When Chao Chen had to conduct a materials study during his second term at the Royal College of Art, he found inspiration while walking through London’s Hyde Park on a rainy day. Picking up a pine cone, he noticed that it reacted to water by closing its outer shell. Now, he has developed a building material, based on the pine cone’s anatomy, that can shapeshift in response to weather.
Chen knew that pine cones open and close as a survival mechanism to protect and release their seeds, but what interested him was how. So that day, in Hyde Park, he grabbed a few pine cones, took them home, and sliced them in half. “Each pine cone has two layers,” Chen says in a phone interview. “When it gets wet, the outer layer elongates more than the inner layer and closes in on itself. As a designer, this was very important for me.”
Have an amazing project to share?
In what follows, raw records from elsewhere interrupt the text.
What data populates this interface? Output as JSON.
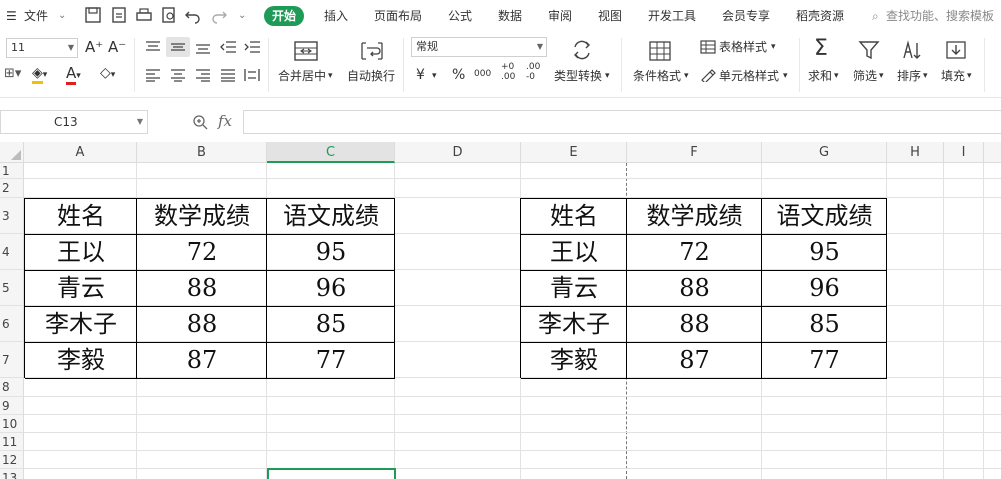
{
  "menubar": {
    "file_label": "文件",
    "tabs": [
      "开始",
      "插入",
      "页面布局",
      "公式",
      "数据",
      "审阅",
      "视图",
      "开发工具",
      "会员专享",
      "稻壳资源"
    ],
    "search_placeholder": "查找功能、搜索模板"
  },
  "ribbon": {
    "font_size": "11",
    "number_format": "常规",
    "merge_center": "合并居中",
    "wrap_text": "自动换行",
    "currency_symbol": "¥",
    "percent_symbol": "%",
    "thousands_symbol": "000",
    "type_convert": "类型转换",
    "cond_format": "条件格式",
    "table_style": "表格样式",
    "cell_style": "单元格样式",
    "sum": "求和",
    "filter": "筛选",
    "sort": "排序",
    "fill": "填充",
    "accent": "#1e9b56"
  },
  "formula_bar": {
    "name_box": "C13",
    "fx_label": "fx",
    "formula": ""
  },
  "grid": {
    "columns": [
      "A",
      "B",
      "C",
      "D",
      "E",
      "F",
      "G",
      "H",
      "I"
    ],
    "selected_column": "C",
    "rows": [
      "1",
      "2",
      "3",
      "4",
      "5",
      "6",
      "7",
      "8",
      "9",
      "10",
      "11",
      "12",
      "13"
    ],
    "selected_cell": "C13"
  },
  "table_left": {
    "headers": [
      "姓名",
      "数学成绩",
      "语文成绩"
    ],
    "rows": [
      [
        "王以",
        "72",
        "95"
      ],
      [
        "青云",
        "88",
        "96"
      ],
      [
        "李木子",
        "88",
        "85"
      ],
      [
        "李毅",
        "87",
        "77"
      ]
    ]
  },
  "table_right": {
    "headers": [
      "姓名",
      "数学成绩",
      "语文成绩"
    ],
    "rows": [
      [
        "王以",
        "72",
        "95"
      ],
      [
        "青云",
        "88",
        "96"
      ],
      [
        "李木子",
        "88",
        "85"
      ],
      [
        "李毅",
        "87",
        "77"
      ]
    ]
  }
}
Join the SHOW-AND-TELL every Wednesday night at 7:30pm ET on Google+ Hangouts.
Join us every Wednesday night at 8pm ET for Ask an Engineer!
Learn resistor values with Mho’s Resistance or get the best electronics calculator for engineers “Circuit Playground” – Adafruit’s Apps!
Maker Business — Transforming Today’s Bad Jobs into Tomorrow’s Good Jobs
Wearables — Hot glue free zone
Electronics — Have you met Charlie?
Biohacking — Ticks are Spreading an Allergy to Meat
No comments yet.
Sorry, the comment form is closed at this time.